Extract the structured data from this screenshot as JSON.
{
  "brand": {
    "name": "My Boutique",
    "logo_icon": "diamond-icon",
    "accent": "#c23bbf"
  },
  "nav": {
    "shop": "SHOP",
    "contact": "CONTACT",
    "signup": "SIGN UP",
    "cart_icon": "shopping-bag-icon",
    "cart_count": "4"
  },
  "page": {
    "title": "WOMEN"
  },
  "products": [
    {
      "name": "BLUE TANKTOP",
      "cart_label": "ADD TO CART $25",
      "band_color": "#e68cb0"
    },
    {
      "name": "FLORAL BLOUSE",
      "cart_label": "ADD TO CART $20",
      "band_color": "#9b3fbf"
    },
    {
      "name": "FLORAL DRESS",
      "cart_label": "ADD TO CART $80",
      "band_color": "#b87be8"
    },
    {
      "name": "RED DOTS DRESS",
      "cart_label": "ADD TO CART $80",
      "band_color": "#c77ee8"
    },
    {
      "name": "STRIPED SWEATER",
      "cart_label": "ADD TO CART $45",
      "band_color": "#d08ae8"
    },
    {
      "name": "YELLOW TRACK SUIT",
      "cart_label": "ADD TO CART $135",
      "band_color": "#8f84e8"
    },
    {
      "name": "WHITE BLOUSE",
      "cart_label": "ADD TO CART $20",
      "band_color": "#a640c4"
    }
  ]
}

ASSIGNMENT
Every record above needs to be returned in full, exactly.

TASK ANSWER
Extract the structured data from this screenshot as JSON.
{
  "brand": {
    "name": "My Boutique",
    "logo_icon": "diamond-icon",
    "accent": "#c23bbf"
  },
  "nav": {
    "shop": "SHOP",
    "contact": "CONTACT",
    "signup": "SIGN UP",
    "cart_icon": "shopping-bag-icon",
    "cart_count": "4"
  },
  "page": {
    "title": "WOMEN"
  },
  "products": [
    {
      "name": "BLUE TANKTOP",
      "cart_label": "ADD TO CART $25",
      "band_color": "#e68cb0"
    },
    {
      "name": "FLORAL BLOUSE",
      "cart_label": "ADD TO CART $20",
      "band_color": "#9b3fbf"
    },
    {
      "name": "FLORAL DRESS",
      "cart_label": "ADD TO CART $80",
      "band_color": "#b87be8"
    },
    {
      "name": "RED DOTS DRESS",
      "cart_label": "ADD TO CART $80",
      "band_color": "#c77ee8"
    },
    {
      "name": "STRIPED SWEATER",
      "cart_label": "ADD TO CART $45",
      "band_color": "#d08ae8"
    },
    {
      "name": "YELLOW TRACK SUIT",
      "cart_label": "ADD TO CART $135",
      "band_color": "#8f84e8"
    },
    {
      "name": "WHITE BLOUSE",
      "cart_label": "ADD TO CART $20",
      "band_color": "#a640c4"
    }
  ]
}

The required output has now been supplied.